Search more than 3,000 biographies of contemporary and classic poets.

Irving Feldman


Born on September 22, 1928, Irving Feldman was raised in Brooklyn, New York. He was educated at the City College of New York (now City College of the City University of New York) and at Columbia University.

After receiving his master's degree from Columbia in 1953, Feldman traveled first to Puerto Rico, where he taught at the University of Puerto Rico, Rio Piedras, and then to France, where he taught at the Université de Lyon. In 1958, he returned to the United States to accept a position at Kenyon College, moving on in 1964 to the State University of New York at Buffalo, where he was Distinguished Professor of English until his retirement in 2004.

Feldman's collections of poetry include Collected Poems, 1954-2004 (Schocken, 2004);Beautiful False Things: Poems (Grove Press, 2000); All of Us Here (1986), a finalist for the National Book Critics Circle Award; Leaping Clear (1976) and The Pripet Marshes (1965), both finalists for the National Book Award; and Works and Days (1961). The Life and Letters (1994) was a finalist for the Poets' Prize.

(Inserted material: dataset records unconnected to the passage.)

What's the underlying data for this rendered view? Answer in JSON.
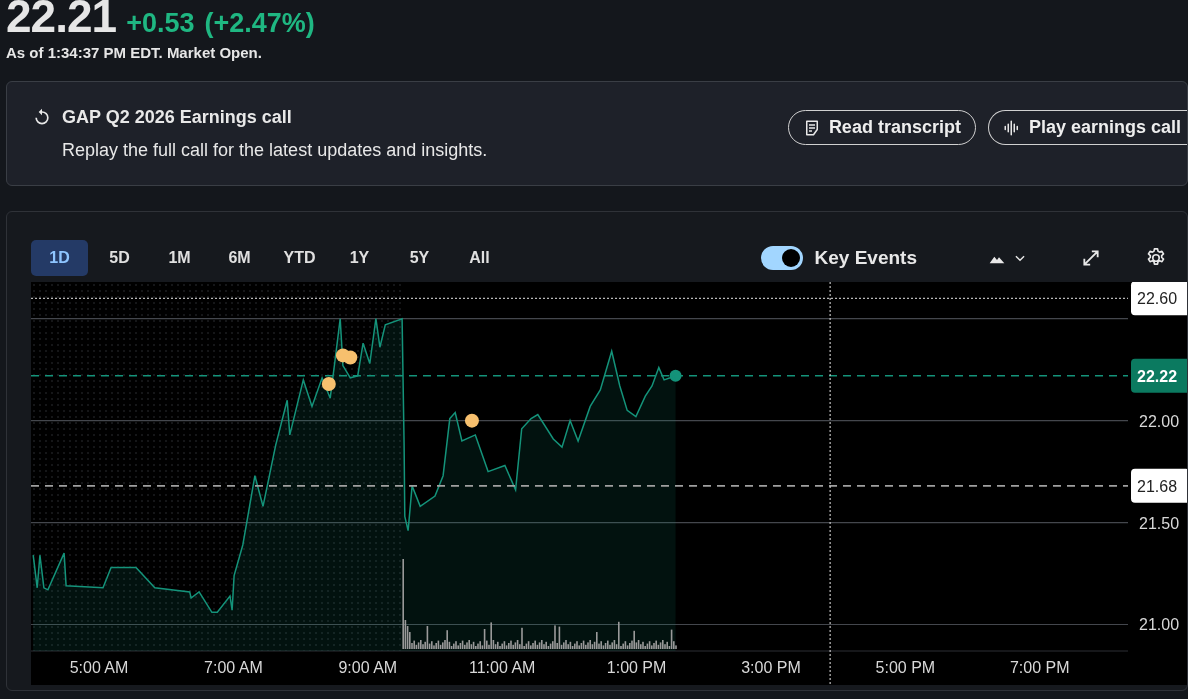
{
  "quote": {
    "price": "22.21",
    "change": "+0.53",
    "change_percent": "(+2.47%)",
    "as_of": "As of 1:34:37 PM EDT. Market Open."
  },
  "earnings_banner": {
    "title": "GAP Q2 2026 Earnings call",
    "subtitle": "Replay the full call for the latest updates and insights.",
    "buttons": [
      {
        "label": "Read transcript",
        "kind": "transcript"
      },
      {
        "label": "Play earnings call",
        "kind": "audio"
      }
    ]
  },
  "chart_panel": {
    "ranges": [
      {
        "label": "1D",
        "selected": true
      },
      {
        "label": "5D",
        "selected": false
      },
      {
        "label": "1M",
        "selected": false
      },
      {
        "label": "6M",
        "selected": false
      },
      {
        "label": "YTD",
        "selected": false
      },
      {
        "label": "1Y",
        "selected": false
      },
      {
        "label": "5Y",
        "selected": false
      },
      {
        "label": "All",
        "selected": false
      }
    ],
    "key_events": {
      "label": "Key Events",
      "on": true
    },
    "chart_data": {
      "type": "area",
      "x": [
        4.02,
        4.08,
        4.12,
        4.18,
        4.24,
        4.48,
        4.51,
        5.06,
        5.18,
        5.55,
        5.83,
        6.35,
        6.37,
        6.49,
        6.68,
        6.76,
        6.95,
        6.98,
        7.01,
        7.14,
        7.32,
        7.44,
        7.63,
        7.8,
        7.84,
        8.04,
        8.17,
        8.32,
        8.44,
        8.51,
        8.59,
        8.63,
        8.74,
        8.85,
        8.93,
        9.03,
        9.12,
        9.18,
        9.26,
        9.51,
        9.54,
        9.55,
        9.6,
        9.66,
        9.78,
        10.0,
        10.12,
        10.22,
        10.3,
        10.4,
        10.6,
        10.79,
        11.04,
        11.2,
        11.29,
        11.43,
        11.53,
        11.76,
        11.89,
        12.01,
        12.13,
        12.31,
        12.46,
        12.63,
        12.75,
        12.86,
        12.99,
        13.13,
        13.23,
        13.33,
        13.41,
        13.5,
        13.58
      ],
      "series": [
        {
          "color": "#14937a",
          "values": [
            21.34,
            21.18,
            21.34,
            21.18,
            21.17,
            21.35,
            21.19,
            21.18,
            21.28,
            21.28,
            21.18,
            21.16,
            21.13,
            21.16,
            21.06,
            21.06,
            21.14,
            21.07,
            21.24,
            21.39,
            21.73,
            21.58,
            21.88,
            22.1,
            21.93,
            22.2,
            22.07,
            22.21,
            22.11,
            22.29,
            22.5,
            22.27,
            22.21,
            22.22,
            22.38,
            22.28,
            22.5,
            22.36,
            22.47,
            22.5,
            21.88,
            21.53,
            21.46,
            21.68,
            21.58,
            21.63,
            21.73,
            22.01,
            22.04,
            21.9,
            21.93,
            21.75,
            21.78,
            21.66,
            21.96,
            22.01,
            22.03,
            21.91,
            21.87,
            22.0,
            21.9,
            22.07,
            22.15,
            22.34,
            22.17,
            22.05,
            22.02,
            22.12,
            22.17,
            22.26,
            22.2,
            22.21,
            22.22
          ]
        }
      ],
      "xlim": [
        3.988,
        20.313
      ],
      "ylim": [
        20.87,
        22.68
      ],
      "grid": true,
      "xticks": [
        {
          "value": 5,
          "label": "5:00 AM"
        },
        {
          "value": 7,
          "label": "7:00 AM"
        },
        {
          "value": 9,
          "label": "9:00 AM"
        },
        {
          "value": 11,
          "label": "11:00 AM"
        },
        {
          "value": 13,
          "label": "1:00 PM"
        },
        {
          "value": 15,
          "label": "3:00 PM"
        },
        {
          "value": 17,
          "label": "5:00 PM"
        },
        {
          "value": 19,
          "label": "7:00 PM"
        }
      ],
      "yticks": [
        {
          "value": 21,
          "label": "21.00"
        },
        {
          "value": 21.5,
          "label": "21.50"
        },
        {
          "value": 22,
          "label": "22.00"
        }
      ],
      "ref_lines": [
        {
          "axis": "y",
          "value": 21.68,
          "label": "21.68",
          "color": "#a0a0a0"
        },
        {
          "axis": "y",
          "value": 22.22,
          "label": "22.22",
          "color": "#14937a"
        },
        {
          "axis": "y",
          "value": 22.6,
          "label": "22.60",
          "color": "#e8e8e8"
        },
        {
          "axis": "x",
          "value": 15.88,
          "color": "#e8e8e8"
        }
      ]
    }
  }
}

Feldman is the recipient of a National Institute of Arts and Letters award as well as fellowships from The Academy of American Poets, The Guggenheim Foundation, The Ingram Merrill Foundation, and The MacArthur Foundation. He lives in Buffalo, New York.

By This Poet



Their quarrel sent them reeling from the house. 
Anything, just get on the road and get away. 
Driven out, they drove. . . miles into countryside, 
confined and bickering, then cold, polite; 
she read a book, or looked out at hillside pastures; 
once, faraway life came close, and they stopped 
in mist for muddy, slow cows at a crossing, 
then, tilted, shuddering, a tractor came across; 
coldly silent other hours of trees after trees 
interspersed with straggling villages--then hot; 
her voice pulsing, tempestuous, against the dash, 
buffeted, blew up; the slammed her hand down, hard.
"You let it happen--you know you did. 
And you make me the bad one--all the time! 
I won't stand for it another second." And then, 
irrationally, "Look at me, I'm talking to you!" 
What half-faced her was mulish, scolded sullenness
--who gripped the wheel and to scare her drove faster, 
scaring himself; he felt out of control, dangerous. 
Downhill, the road darkened, dropped out of sight. 
At the bottom, racing toward them, three lights, 
and trees. . . . Remember this, remember this, 
she thought, the last thing I will ever see. 
Diner, tavern, café, whatever it was.
The car spun suddenly into the parking lot.
She grabbed at the key, threw it out. Shaken, they sat
--while their momentum went on raging down the road. 
They knew they might have been killed--by each other, 
had someone been up to just one more dare.